Provided data:

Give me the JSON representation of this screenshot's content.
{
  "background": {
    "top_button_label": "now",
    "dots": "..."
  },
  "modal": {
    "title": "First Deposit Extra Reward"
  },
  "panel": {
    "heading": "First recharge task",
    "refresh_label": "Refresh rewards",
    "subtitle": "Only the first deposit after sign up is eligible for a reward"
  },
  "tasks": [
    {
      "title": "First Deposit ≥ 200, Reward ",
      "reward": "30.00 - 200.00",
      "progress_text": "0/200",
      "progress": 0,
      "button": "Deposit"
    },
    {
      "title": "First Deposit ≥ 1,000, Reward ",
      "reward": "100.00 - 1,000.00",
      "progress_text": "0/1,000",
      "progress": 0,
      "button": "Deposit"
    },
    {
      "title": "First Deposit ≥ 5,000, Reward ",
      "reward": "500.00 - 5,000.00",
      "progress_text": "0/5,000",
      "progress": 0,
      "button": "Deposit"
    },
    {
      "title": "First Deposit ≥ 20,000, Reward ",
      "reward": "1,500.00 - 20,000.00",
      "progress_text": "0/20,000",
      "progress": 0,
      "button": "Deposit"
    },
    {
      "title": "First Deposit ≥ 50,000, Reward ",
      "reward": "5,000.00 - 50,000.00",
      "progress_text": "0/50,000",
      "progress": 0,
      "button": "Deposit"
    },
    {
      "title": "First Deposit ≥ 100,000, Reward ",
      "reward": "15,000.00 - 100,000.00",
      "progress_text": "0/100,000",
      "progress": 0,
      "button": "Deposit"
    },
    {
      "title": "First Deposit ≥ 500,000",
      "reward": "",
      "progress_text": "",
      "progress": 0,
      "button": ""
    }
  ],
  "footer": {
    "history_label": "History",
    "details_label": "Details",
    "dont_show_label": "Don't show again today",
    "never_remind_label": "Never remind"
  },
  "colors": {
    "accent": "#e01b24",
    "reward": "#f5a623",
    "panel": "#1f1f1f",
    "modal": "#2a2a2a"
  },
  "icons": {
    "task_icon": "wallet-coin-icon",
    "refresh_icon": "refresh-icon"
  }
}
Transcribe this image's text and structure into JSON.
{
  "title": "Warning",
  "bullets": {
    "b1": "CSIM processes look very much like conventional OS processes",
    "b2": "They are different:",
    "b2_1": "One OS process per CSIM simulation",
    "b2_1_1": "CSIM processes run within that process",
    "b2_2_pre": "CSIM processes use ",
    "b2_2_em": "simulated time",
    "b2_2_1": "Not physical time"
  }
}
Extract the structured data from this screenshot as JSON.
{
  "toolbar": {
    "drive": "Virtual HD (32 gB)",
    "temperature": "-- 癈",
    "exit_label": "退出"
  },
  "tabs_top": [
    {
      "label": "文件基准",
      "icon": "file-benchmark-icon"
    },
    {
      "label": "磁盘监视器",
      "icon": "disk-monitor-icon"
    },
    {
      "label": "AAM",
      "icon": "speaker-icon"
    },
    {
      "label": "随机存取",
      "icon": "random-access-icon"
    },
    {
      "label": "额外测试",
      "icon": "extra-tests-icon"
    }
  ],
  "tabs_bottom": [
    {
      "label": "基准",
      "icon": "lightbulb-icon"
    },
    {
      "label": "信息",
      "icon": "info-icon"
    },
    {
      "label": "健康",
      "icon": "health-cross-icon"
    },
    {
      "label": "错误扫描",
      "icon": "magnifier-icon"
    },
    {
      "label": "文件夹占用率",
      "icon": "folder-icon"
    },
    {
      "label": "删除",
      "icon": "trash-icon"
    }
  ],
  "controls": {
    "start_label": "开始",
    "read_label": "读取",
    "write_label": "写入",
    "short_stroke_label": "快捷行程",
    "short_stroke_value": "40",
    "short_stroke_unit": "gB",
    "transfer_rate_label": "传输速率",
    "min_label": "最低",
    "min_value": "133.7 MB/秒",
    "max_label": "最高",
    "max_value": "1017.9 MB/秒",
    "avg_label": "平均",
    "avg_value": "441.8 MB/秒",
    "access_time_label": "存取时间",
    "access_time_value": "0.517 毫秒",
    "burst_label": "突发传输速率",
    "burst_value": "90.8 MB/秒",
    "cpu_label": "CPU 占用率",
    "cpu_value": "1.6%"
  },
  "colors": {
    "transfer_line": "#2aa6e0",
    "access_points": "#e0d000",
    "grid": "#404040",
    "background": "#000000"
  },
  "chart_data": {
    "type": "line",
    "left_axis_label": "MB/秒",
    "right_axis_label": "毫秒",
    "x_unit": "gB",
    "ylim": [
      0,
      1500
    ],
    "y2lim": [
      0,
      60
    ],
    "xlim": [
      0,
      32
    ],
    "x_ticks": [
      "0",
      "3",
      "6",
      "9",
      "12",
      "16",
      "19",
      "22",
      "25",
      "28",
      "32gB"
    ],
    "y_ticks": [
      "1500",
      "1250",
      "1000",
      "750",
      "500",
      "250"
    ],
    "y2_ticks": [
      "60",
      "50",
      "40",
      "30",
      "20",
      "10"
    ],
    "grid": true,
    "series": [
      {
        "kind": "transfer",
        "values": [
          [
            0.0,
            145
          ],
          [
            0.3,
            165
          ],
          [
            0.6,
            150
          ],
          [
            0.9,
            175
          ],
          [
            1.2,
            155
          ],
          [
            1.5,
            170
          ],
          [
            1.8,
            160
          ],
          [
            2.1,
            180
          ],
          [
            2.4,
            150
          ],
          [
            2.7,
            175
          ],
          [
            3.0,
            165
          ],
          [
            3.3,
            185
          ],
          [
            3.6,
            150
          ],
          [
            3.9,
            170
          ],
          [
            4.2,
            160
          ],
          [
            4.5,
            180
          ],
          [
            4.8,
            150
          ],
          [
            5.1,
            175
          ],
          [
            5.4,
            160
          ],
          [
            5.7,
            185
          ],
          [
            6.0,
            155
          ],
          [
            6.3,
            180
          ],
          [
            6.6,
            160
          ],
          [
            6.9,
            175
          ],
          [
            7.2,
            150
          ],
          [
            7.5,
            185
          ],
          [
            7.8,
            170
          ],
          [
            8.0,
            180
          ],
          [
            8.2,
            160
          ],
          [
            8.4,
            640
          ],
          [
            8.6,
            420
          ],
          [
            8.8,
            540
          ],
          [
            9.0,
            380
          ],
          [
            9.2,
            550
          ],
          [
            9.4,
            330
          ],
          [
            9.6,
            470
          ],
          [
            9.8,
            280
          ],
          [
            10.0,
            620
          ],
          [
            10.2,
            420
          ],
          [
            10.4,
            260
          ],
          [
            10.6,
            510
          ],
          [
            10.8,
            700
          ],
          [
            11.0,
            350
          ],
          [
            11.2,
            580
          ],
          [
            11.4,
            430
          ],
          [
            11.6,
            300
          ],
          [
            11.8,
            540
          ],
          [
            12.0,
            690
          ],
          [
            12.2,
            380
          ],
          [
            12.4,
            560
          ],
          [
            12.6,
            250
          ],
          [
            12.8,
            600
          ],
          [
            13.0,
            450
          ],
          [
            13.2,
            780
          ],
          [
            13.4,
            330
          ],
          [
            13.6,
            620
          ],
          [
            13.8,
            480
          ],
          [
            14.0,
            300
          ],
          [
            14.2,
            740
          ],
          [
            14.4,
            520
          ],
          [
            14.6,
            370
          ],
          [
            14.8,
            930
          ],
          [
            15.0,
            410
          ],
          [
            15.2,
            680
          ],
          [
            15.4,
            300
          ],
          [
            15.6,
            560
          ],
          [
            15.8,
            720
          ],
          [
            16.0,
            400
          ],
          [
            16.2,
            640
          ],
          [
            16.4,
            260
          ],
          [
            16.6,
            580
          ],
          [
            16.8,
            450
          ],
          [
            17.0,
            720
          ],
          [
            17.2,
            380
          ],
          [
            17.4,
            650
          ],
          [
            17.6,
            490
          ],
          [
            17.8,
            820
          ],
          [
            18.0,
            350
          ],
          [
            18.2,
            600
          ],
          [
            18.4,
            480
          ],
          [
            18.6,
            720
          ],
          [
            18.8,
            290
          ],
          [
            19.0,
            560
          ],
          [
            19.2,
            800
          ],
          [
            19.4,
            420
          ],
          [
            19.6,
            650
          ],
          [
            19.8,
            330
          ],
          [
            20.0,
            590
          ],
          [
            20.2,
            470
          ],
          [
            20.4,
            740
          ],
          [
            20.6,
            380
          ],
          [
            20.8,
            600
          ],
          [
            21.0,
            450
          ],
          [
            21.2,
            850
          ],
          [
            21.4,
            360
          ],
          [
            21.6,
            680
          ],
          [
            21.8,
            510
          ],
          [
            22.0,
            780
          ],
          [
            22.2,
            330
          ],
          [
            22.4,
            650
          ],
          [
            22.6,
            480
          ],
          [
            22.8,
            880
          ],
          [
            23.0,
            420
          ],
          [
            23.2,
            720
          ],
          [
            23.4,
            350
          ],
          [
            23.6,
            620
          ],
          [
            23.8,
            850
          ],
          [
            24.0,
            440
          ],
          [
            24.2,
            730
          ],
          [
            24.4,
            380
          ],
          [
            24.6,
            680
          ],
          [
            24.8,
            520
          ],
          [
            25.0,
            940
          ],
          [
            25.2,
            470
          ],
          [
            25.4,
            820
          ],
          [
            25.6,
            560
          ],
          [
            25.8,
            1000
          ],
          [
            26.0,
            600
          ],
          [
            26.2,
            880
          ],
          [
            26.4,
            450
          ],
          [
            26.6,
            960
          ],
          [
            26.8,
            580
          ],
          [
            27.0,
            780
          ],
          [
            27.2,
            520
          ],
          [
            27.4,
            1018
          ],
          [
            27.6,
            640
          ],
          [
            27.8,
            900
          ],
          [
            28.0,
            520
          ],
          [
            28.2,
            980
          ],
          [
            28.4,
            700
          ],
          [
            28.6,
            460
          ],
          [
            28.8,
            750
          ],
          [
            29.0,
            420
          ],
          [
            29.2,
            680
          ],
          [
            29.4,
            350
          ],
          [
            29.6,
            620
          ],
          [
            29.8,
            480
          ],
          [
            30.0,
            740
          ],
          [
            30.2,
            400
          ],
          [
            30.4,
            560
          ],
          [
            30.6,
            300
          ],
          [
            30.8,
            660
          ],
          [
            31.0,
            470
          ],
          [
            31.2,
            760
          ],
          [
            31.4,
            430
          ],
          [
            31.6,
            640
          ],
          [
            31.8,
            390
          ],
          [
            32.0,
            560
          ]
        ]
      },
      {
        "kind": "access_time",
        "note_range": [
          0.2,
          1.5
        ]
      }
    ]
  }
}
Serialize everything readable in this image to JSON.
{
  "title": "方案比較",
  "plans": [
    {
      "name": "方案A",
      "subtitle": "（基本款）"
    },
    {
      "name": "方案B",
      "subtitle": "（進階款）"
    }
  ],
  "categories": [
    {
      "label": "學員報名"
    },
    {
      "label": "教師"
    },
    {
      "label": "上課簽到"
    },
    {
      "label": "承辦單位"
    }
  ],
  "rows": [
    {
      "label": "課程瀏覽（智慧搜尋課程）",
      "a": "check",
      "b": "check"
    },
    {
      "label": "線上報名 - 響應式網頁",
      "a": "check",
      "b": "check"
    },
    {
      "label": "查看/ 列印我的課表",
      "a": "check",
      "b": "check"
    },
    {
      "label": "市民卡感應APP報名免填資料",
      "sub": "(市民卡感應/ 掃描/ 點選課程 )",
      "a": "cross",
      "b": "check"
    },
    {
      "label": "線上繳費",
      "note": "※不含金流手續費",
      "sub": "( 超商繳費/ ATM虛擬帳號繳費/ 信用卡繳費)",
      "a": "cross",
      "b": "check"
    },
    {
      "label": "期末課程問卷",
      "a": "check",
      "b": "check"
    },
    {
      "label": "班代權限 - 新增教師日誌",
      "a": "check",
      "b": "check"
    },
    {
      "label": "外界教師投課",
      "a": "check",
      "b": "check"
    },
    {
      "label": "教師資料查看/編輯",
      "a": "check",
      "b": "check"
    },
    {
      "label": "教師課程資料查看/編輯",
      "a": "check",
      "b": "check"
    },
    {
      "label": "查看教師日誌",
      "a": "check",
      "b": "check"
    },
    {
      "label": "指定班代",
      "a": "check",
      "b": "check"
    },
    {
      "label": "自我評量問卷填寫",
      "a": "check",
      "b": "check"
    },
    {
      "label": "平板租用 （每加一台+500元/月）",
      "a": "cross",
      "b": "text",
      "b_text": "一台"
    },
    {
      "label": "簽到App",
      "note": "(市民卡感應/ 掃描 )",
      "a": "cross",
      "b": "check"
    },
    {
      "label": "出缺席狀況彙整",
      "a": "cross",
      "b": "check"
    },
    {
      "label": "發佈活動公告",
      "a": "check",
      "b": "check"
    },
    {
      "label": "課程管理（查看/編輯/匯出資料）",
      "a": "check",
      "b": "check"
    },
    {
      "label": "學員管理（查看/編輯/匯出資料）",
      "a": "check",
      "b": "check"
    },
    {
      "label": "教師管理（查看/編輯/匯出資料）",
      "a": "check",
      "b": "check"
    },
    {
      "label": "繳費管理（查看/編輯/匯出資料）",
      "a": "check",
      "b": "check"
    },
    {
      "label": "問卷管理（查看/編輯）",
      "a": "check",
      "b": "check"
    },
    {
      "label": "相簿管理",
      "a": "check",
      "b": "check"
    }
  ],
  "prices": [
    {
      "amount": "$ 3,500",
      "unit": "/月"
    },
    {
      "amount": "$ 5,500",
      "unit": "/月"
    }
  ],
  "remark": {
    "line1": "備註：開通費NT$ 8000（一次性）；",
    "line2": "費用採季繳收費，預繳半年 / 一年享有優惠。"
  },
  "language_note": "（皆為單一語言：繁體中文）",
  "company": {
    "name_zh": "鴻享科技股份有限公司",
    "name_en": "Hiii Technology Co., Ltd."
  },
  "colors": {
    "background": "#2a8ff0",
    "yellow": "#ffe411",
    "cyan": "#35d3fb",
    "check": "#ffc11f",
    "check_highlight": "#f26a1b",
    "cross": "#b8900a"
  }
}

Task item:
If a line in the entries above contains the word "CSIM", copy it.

Written solution:
    "b1": "CSIM processes look very much like conventional OS processes",
    "b2_1": "One OS process per CSIM simulation",
    "b2_1_1": "CSIM processes run within that process",
    "b2_2_pre": "CSIM processes use ",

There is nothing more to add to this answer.